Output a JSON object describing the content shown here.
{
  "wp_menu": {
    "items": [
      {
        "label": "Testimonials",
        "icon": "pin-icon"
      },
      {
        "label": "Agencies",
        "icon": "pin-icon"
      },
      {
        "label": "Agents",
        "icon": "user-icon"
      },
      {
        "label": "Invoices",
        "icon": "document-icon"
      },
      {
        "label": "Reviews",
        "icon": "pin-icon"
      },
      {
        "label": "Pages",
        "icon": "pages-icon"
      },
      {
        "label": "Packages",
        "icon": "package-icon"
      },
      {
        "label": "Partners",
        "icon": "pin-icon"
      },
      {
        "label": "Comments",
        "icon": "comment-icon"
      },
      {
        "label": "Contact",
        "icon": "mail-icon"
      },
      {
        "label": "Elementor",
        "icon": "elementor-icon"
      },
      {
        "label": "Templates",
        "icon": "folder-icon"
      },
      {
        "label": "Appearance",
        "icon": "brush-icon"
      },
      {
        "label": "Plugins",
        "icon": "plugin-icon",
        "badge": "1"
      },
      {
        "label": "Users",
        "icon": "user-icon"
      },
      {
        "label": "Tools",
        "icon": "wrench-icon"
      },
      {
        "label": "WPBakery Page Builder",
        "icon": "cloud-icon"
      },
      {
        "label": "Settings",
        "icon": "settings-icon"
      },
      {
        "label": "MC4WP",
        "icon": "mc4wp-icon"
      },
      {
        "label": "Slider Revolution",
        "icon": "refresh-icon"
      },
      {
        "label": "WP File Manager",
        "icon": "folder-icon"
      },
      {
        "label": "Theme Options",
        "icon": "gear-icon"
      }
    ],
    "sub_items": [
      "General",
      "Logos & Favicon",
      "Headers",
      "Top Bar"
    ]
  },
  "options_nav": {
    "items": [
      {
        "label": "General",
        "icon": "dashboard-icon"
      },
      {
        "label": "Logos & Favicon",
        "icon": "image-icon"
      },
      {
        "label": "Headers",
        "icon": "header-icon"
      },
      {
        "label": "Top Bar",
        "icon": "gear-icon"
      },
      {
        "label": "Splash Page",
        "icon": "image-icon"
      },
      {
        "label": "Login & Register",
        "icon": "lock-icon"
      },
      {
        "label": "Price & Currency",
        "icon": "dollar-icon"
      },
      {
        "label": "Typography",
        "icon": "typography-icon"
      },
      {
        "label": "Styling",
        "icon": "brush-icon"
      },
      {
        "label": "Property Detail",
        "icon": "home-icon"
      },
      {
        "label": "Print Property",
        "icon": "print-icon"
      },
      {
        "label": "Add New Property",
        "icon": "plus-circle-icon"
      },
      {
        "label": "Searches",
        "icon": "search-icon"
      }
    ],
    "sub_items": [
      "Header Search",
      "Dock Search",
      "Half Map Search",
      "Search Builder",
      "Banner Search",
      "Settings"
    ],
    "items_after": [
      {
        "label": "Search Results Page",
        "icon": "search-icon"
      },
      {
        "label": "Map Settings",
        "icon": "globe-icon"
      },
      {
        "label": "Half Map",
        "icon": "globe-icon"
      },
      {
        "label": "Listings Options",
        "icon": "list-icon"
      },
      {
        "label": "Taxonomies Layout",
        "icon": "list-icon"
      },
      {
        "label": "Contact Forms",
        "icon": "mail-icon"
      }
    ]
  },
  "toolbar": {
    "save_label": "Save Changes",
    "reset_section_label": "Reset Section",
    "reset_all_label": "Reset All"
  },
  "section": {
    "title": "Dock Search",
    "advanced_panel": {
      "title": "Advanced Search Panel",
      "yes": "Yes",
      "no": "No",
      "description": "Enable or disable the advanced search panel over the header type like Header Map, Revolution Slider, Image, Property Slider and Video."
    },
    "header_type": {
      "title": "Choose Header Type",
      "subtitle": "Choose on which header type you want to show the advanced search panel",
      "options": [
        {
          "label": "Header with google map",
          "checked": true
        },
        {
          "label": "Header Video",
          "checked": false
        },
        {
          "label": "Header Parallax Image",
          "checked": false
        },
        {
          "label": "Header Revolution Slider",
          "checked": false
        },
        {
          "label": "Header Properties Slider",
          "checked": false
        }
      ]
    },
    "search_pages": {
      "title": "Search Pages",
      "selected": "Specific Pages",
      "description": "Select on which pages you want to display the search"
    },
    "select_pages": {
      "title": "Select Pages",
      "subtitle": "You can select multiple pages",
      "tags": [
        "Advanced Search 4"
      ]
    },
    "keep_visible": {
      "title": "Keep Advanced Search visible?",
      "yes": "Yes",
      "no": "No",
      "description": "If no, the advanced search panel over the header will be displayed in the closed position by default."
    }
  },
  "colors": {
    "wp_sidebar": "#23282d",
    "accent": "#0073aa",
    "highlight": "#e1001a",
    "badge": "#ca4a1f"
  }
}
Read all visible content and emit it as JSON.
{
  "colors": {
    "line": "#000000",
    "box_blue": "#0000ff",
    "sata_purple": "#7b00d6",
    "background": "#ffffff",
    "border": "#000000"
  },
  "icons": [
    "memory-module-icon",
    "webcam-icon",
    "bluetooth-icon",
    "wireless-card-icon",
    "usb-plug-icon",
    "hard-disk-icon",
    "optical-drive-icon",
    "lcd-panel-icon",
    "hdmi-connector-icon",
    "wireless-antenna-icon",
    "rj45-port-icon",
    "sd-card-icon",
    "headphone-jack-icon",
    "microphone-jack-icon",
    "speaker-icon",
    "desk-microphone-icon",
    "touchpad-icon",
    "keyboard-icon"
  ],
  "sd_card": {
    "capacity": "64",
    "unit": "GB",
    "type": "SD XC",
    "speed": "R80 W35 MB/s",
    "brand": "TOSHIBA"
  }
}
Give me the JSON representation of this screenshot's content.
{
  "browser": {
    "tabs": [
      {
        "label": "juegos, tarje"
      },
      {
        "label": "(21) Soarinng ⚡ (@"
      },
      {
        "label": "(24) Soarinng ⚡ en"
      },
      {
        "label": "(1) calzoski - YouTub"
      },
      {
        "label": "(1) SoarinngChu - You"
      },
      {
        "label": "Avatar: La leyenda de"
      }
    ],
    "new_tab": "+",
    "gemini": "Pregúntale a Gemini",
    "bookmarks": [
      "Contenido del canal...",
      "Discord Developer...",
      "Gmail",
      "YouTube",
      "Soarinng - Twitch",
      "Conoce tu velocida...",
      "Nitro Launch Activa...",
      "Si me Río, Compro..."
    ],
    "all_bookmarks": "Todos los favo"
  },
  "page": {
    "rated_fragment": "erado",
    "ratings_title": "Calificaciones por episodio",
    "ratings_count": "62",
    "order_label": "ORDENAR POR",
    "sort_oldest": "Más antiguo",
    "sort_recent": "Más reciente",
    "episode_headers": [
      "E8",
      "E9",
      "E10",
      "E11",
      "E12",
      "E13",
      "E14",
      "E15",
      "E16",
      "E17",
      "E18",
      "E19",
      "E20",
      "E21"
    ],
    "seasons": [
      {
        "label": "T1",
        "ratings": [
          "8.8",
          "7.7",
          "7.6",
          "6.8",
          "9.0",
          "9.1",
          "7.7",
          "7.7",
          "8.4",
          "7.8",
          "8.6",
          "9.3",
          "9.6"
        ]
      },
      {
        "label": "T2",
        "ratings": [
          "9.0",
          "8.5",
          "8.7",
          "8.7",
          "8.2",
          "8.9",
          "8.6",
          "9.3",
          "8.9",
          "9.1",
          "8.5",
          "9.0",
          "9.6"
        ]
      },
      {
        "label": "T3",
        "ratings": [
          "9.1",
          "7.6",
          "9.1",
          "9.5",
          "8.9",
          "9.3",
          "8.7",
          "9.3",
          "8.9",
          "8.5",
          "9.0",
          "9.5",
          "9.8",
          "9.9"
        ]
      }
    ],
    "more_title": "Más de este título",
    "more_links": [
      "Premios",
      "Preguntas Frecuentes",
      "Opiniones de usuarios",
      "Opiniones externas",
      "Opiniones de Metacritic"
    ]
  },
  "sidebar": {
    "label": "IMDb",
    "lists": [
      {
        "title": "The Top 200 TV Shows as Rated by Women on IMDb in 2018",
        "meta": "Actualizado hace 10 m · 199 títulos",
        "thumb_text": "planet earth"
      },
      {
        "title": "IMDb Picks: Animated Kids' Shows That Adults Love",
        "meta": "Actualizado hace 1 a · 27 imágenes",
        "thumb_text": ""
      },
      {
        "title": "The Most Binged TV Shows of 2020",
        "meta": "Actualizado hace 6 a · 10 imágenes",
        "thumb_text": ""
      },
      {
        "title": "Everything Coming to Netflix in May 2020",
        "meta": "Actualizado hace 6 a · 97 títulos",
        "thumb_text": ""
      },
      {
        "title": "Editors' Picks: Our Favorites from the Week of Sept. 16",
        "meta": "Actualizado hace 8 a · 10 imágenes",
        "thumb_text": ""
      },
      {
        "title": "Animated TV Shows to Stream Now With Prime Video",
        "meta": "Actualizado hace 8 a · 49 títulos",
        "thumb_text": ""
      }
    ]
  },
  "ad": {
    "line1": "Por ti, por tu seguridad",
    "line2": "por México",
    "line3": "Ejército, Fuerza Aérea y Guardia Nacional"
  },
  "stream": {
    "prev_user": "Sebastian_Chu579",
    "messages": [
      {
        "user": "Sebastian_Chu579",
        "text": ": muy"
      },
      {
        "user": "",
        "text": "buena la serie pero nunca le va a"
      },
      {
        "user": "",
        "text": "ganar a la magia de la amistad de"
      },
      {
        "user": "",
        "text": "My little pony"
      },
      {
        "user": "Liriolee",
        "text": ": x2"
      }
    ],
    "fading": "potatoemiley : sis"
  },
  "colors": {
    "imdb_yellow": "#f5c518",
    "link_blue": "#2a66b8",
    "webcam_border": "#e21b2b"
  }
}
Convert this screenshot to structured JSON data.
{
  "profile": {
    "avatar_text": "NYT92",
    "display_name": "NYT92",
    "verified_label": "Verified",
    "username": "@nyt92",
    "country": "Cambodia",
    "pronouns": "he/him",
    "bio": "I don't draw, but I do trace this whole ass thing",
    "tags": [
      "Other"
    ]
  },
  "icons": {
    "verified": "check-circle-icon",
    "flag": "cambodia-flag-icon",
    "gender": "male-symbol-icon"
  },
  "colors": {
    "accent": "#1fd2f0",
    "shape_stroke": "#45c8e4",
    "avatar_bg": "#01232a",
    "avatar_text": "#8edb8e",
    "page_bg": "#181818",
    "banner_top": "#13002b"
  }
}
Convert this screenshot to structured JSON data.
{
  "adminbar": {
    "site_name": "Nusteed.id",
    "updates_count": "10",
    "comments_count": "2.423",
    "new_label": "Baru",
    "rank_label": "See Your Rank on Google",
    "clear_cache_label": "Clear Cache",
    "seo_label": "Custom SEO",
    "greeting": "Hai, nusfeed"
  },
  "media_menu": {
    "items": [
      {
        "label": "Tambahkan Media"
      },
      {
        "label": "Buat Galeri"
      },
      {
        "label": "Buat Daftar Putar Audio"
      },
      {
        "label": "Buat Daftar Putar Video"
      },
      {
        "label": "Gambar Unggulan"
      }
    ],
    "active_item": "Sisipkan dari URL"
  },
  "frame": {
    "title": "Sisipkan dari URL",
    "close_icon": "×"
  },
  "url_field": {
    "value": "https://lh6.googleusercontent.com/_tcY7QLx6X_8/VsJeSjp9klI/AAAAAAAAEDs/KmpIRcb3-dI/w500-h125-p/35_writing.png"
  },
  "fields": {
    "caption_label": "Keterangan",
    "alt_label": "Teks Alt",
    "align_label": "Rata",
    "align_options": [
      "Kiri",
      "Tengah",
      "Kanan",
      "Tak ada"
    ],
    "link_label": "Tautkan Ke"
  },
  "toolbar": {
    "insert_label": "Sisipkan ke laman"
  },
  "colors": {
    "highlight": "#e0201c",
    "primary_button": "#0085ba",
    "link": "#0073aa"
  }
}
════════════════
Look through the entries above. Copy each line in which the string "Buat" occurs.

        "label": "Buat Galeri"
        "label": "Buat Daftar Putar Audio"
        "label": "Buat Daftar Putar Video"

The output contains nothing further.